++++ Dataset extract
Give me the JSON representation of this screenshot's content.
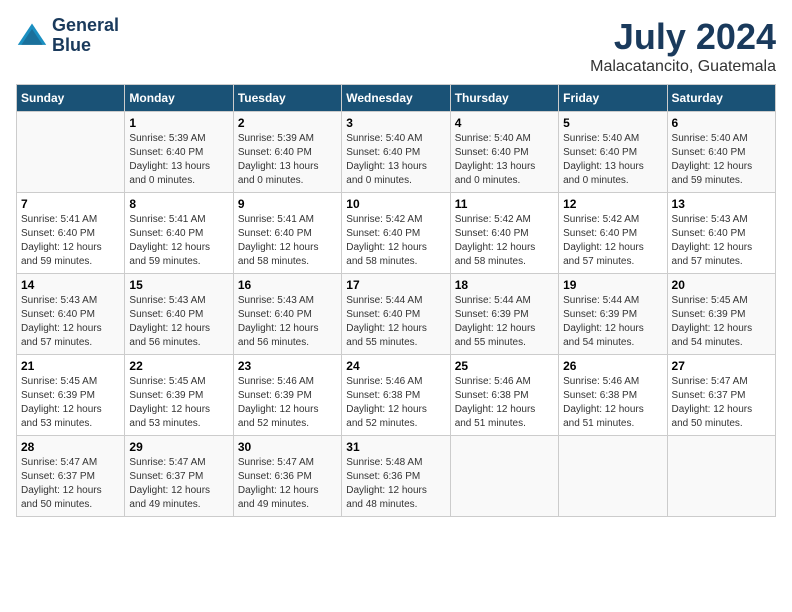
{
  "header": {
    "logo_line1": "General",
    "logo_line2": "Blue",
    "month_title": "July 2024",
    "location": "Malacatancito, Guatemala"
  },
  "weekdays": [
    "Sunday",
    "Monday",
    "Tuesday",
    "Wednesday",
    "Thursday",
    "Friday",
    "Saturday"
  ],
  "weeks": [
    [
      {
        "day": "",
        "sunrise": "",
        "sunset": "",
        "daylight": ""
      },
      {
        "day": "1",
        "sunrise": "Sunrise: 5:39 AM",
        "sunset": "Sunset: 6:40 PM",
        "daylight": "Daylight: 13 hours and 0 minutes."
      },
      {
        "day": "2",
        "sunrise": "Sunrise: 5:39 AM",
        "sunset": "Sunset: 6:40 PM",
        "daylight": "Daylight: 13 hours and 0 minutes."
      },
      {
        "day": "3",
        "sunrise": "Sunrise: 5:40 AM",
        "sunset": "Sunset: 6:40 PM",
        "daylight": "Daylight: 13 hours and 0 minutes."
      },
      {
        "day": "4",
        "sunrise": "Sunrise: 5:40 AM",
        "sunset": "Sunset: 6:40 PM",
        "daylight": "Daylight: 13 hours and 0 minutes."
      },
      {
        "day": "5",
        "sunrise": "Sunrise: 5:40 AM",
        "sunset": "Sunset: 6:40 PM",
        "daylight": "Daylight: 13 hours and 0 minutes."
      },
      {
        "day": "6",
        "sunrise": "Sunrise: 5:40 AM",
        "sunset": "Sunset: 6:40 PM",
        "daylight": "Daylight: 12 hours and 59 minutes."
      }
    ],
    [
      {
        "day": "7",
        "sunrise": "Sunrise: 5:41 AM",
        "sunset": "Sunset: 6:40 PM",
        "daylight": "Daylight: 12 hours and 59 minutes."
      },
      {
        "day": "8",
        "sunrise": "Sunrise: 5:41 AM",
        "sunset": "Sunset: 6:40 PM",
        "daylight": "Daylight: 12 hours and 59 minutes."
      },
      {
        "day": "9",
        "sunrise": "Sunrise: 5:41 AM",
        "sunset": "Sunset: 6:40 PM",
        "daylight": "Daylight: 12 hours and 58 minutes."
      },
      {
        "day": "10",
        "sunrise": "Sunrise: 5:42 AM",
        "sunset": "Sunset: 6:40 PM",
        "daylight": "Daylight: 12 hours and 58 minutes."
      },
      {
        "day": "11",
        "sunrise": "Sunrise: 5:42 AM",
        "sunset": "Sunset: 6:40 PM",
        "daylight": "Daylight: 12 hours and 58 minutes."
      },
      {
        "day": "12",
        "sunrise": "Sunrise: 5:42 AM",
        "sunset": "Sunset: 6:40 PM",
        "daylight": "Daylight: 12 hours and 57 minutes."
      },
      {
        "day": "13",
        "sunrise": "Sunrise: 5:43 AM",
        "sunset": "Sunset: 6:40 PM",
        "daylight": "Daylight: 12 hours and 57 minutes."
      }
    ],
    [
      {
        "day": "14",
        "sunrise": "Sunrise: 5:43 AM",
        "sunset": "Sunset: 6:40 PM",
        "daylight": "Daylight: 12 hours and 57 minutes."
      },
      {
        "day": "15",
        "sunrise": "Sunrise: 5:43 AM",
        "sunset": "Sunset: 6:40 PM",
        "daylight": "Daylight: 12 hours and 56 minutes."
      },
      {
        "day": "16",
        "sunrise": "Sunrise: 5:43 AM",
        "sunset": "Sunset: 6:40 PM",
        "daylight": "Daylight: 12 hours and 56 minutes."
      },
      {
        "day": "17",
        "sunrise": "Sunrise: 5:44 AM",
        "sunset": "Sunset: 6:40 PM",
        "daylight": "Daylight: 12 hours and 55 minutes."
      },
      {
        "day": "18",
        "sunrise": "Sunrise: 5:44 AM",
        "sunset": "Sunset: 6:39 PM",
        "daylight": "Daylight: 12 hours and 55 minutes."
      },
      {
        "day": "19",
        "sunrise": "Sunrise: 5:44 AM",
        "sunset": "Sunset: 6:39 PM",
        "daylight": "Daylight: 12 hours and 54 minutes."
      },
      {
        "day": "20",
        "sunrise": "Sunrise: 5:45 AM",
        "sunset": "Sunset: 6:39 PM",
        "daylight": "Daylight: 12 hours and 54 minutes."
      }
    ],
    [
      {
        "day": "21",
        "sunrise": "Sunrise: 5:45 AM",
        "sunset": "Sunset: 6:39 PM",
        "daylight": "Daylight: 12 hours and 53 minutes."
      },
      {
        "day": "22",
        "sunrise": "Sunrise: 5:45 AM",
        "sunset": "Sunset: 6:39 PM",
        "daylight": "Daylight: 12 hours and 53 minutes."
      },
      {
        "day": "23",
        "sunrise": "Sunrise: 5:46 AM",
        "sunset": "Sunset: 6:39 PM",
        "daylight": "Daylight: 12 hours and 52 minutes."
      },
      {
        "day": "24",
        "sunrise": "Sunrise: 5:46 AM",
        "sunset": "Sunset: 6:38 PM",
        "daylight": "Daylight: 12 hours and 52 minutes."
      },
      {
        "day": "25",
        "sunrise": "Sunrise: 5:46 AM",
        "sunset": "Sunset: 6:38 PM",
        "daylight": "Daylight: 12 hours and 51 minutes."
      },
      {
        "day": "26",
        "sunrise": "Sunrise: 5:46 AM",
        "sunset": "Sunset: 6:38 PM",
        "daylight": "Daylight: 12 hours and 51 minutes."
      },
      {
        "day": "27",
        "sunrise": "Sunrise: 5:47 AM",
        "sunset": "Sunset: 6:37 PM",
        "daylight": "Daylight: 12 hours and 50 minutes."
      }
    ],
    [
      {
        "day": "28",
        "sunrise": "Sunrise: 5:47 AM",
        "sunset": "Sunset: 6:37 PM",
        "daylight": "Daylight: 12 hours and 50 minutes."
      },
      {
        "day": "29",
        "sunrise": "Sunrise: 5:47 AM",
        "sunset": "Sunset: 6:37 PM",
        "daylight": "Daylight: 12 hours and 49 minutes."
      },
      {
        "day": "30",
        "sunrise": "Sunrise: 5:47 AM",
        "sunset": "Sunset: 6:36 PM",
        "daylight": "Daylight: 12 hours and 49 minutes."
      },
      {
        "day": "31",
        "sunrise": "Sunrise: 5:48 AM",
        "sunset": "Sunset: 6:36 PM",
        "daylight": "Daylight: 12 hours and 48 minutes."
      },
      {
        "day": "",
        "sunrise": "",
        "sunset": "",
        "daylight": ""
      },
      {
        "day": "",
        "sunrise": "",
        "sunset": "",
        "daylight": ""
      },
      {
        "day": "",
        "sunrise": "",
        "sunset": "",
        "daylight": ""
      }
    ]
  ]
}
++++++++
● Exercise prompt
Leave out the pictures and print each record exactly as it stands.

● Result of the exercise
Give me the JSON representation of this screenshot's content.
{
  "header": {
    "logo_line1": "General",
    "logo_line2": "Blue",
    "month_title": "July 2024",
    "location": "Malacatancito, Guatemala"
  },
  "weekdays": [
    "Sunday",
    "Monday",
    "Tuesday",
    "Wednesday",
    "Thursday",
    "Friday",
    "Saturday"
  ],
  "weeks": [
    [
      {
        "day": "",
        "sunrise": "",
        "sunset": "",
        "daylight": ""
      },
      {
        "day": "1",
        "sunrise": "Sunrise: 5:39 AM",
        "sunset": "Sunset: 6:40 PM",
        "daylight": "Daylight: 13 hours and 0 minutes."
      },
      {
        "day": "2",
        "sunrise": "Sunrise: 5:39 AM",
        "sunset": "Sunset: 6:40 PM",
        "daylight": "Daylight: 13 hours and 0 minutes."
      },
      {
        "day": "3",
        "sunrise": "Sunrise: 5:40 AM",
        "sunset": "Sunset: 6:40 PM",
        "daylight": "Daylight: 13 hours and 0 minutes."
      },
      {
        "day": "4",
        "sunrise": "Sunrise: 5:40 AM",
        "sunset": "Sunset: 6:40 PM",
        "daylight": "Daylight: 13 hours and 0 minutes."
      },
      {
        "day": "5",
        "sunrise": "Sunrise: 5:40 AM",
        "sunset": "Sunset: 6:40 PM",
        "daylight": "Daylight: 13 hours and 0 minutes."
      },
      {
        "day": "6",
        "sunrise": "Sunrise: 5:40 AM",
        "sunset": "Sunset: 6:40 PM",
        "daylight": "Daylight: 12 hours and 59 minutes."
      }
    ],
    [
      {
        "day": "7",
        "sunrise": "Sunrise: 5:41 AM",
        "sunset": "Sunset: 6:40 PM",
        "daylight": "Daylight: 12 hours and 59 minutes."
      },
      {
        "day": "8",
        "sunrise": "Sunrise: 5:41 AM",
        "sunset": "Sunset: 6:40 PM",
        "daylight": "Daylight: 12 hours and 59 minutes."
      },
      {
        "day": "9",
        "sunrise": "Sunrise: 5:41 AM",
        "sunset": "Sunset: 6:40 PM",
        "daylight": "Daylight: 12 hours and 58 minutes."
      },
      {
        "day": "10",
        "sunrise": "Sunrise: 5:42 AM",
        "sunset": "Sunset: 6:40 PM",
        "daylight": "Daylight: 12 hours and 58 minutes."
      },
      {
        "day": "11",
        "sunrise": "Sunrise: 5:42 AM",
        "sunset": "Sunset: 6:40 PM",
        "daylight": "Daylight: 12 hours and 58 minutes."
      },
      {
        "day": "12",
        "sunrise": "Sunrise: 5:42 AM",
        "sunset": "Sunset: 6:40 PM",
        "daylight": "Daylight: 12 hours and 57 minutes."
      },
      {
        "day": "13",
        "sunrise": "Sunrise: 5:43 AM",
        "sunset": "Sunset: 6:40 PM",
        "daylight": "Daylight: 12 hours and 57 minutes."
      }
    ],
    [
      {
        "day": "14",
        "sunrise": "Sunrise: 5:43 AM",
        "sunset": "Sunset: 6:40 PM",
        "daylight": "Daylight: 12 hours and 57 minutes."
      },
      {
        "day": "15",
        "sunrise": "Sunrise: 5:43 AM",
        "sunset": "Sunset: 6:40 PM",
        "daylight": "Daylight: 12 hours and 56 minutes."
      },
      {
        "day": "16",
        "sunrise": "Sunrise: 5:43 AM",
        "sunset": "Sunset: 6:40 PM",
        "daylight": "Daylight: 12 hours and 56 minutes."
      },
      {
        "day": "17",
        "sunrise": "Sunrise: 5:44 AM",
        "sunset": "Sunset: 6:40 PM",
        "daylight": "Daylight: 12 hours and 55 minutes."
      },
      {
        "day": "18",
        "sunrise": "Sunrise: 5:44 AM",
        "sunset": "Sunset: 6:39 PM",
        "daylight": "Daylight: 12 hours and 55 minutes."
      },
      {
        "day": "19",
        "sunrise": "Sunrise: 5:44 AM",
        "sunset": "Sunset: 6:39 PM",
        "daylight": "Daylight: 12 hours and 54 minutes."
      },
      {
        "day": "20",
        "sunrise": "Sunrise: 5:45 AM",
        "sunset": "Sunset: 6:39 PM",
        "daylight": "Daylight: 12 hours and 54 minutes."
      }
    ],
    [
      {
        "day": "21",
        "sunrise": "Sunrise: 5:45 AM",
        "sunset": "Sunset: 6:39 PM",
        "daylight": "Daylight: 12 hours and 53 minutes."
      },
      {
        "day": "22",
        "sunrise": "Sunrise: 5:45 AM",
        "sunset": "Sunset: 6:39 PM",
        "daylight": "Daylight: 12 hours and 53 minutes."
      },
      {
        "day": "23",
        "sunrise": "Sunrise: 5:46 AM",
        "sunset": "Sunset: 6:39 PM",
        "daylight": "Daylight: 12 hours and 52 minutes."
      },
      {
        "day": "24",
        "sunrise": "Sunrise: 5:46 AM",
        "sunset": "Sunset: 6:38 PM",
        "daylight": "Daylight: 12 hours and 52 minutes."
      },
      {
        "day": "25",
        "sunrise": "Sunrise: 5:46 AM",
        "sunset": "Sunset: 6:38 PM",
        "daylight": "Daylight: 12 hours and 51 minutes."
      },
      {
        "day": "26",
        "sunrise": "Sunrise: 5:46 AM",
        "sunset": "Sunset: 6:38 PM",
        "daylight": "Daylight: 12 hours and 51 minutes."
      },
      {
        "day": "27",
        "sunrise": "Sunrise: 5:47 AM",
        "sunset": "Sunset: 6:37 PM",
        "daylight": "Daylight: 12 hours and 50 minutes."
      }
    ],
    [
      {
        "day": "28",
        "sunrise": "Sunrise: 5:47 AM",
        "sunset": "Sunset: 6:37 PM",
        "daylight": "Daylight: 12 hours and 50 minutes."
      },
      {
        "day": "29",
        "sunrise": "Sunrise: 5:47 AM",
        "sunset": "Sunset: 6:37 PM",
        "daylight": "Daylight: 12 hours and 49 minutes."
      },
      {
        "day": "30",
        "sunrise": "Sunrise: 5:47 AM",
        "sunset": "Sunset: 6:36 PM",
        "daylight": "Daylight: 12 hours and 49 minutes."
      },
      {
        "day": "31",
        "sunrise": "Sunrise: 5:48 AM",
        "sunset": "Sunset: 6:36 PM",
        "daylight": "Daylight: 12 hours and 48 minutes."
      },
      {
        "day": "",
        "sunrise": "",
        "sunset": "",
        "daylight": ""
      },
      {
        "day": "",
        "sunrise": "",
        "sunset": "",
        "daylight": ""
      },
      {
        "day": "",
        "sunrise": "",
        "sunset": "",
        "daylight": ""
      }
    ]
  ]
}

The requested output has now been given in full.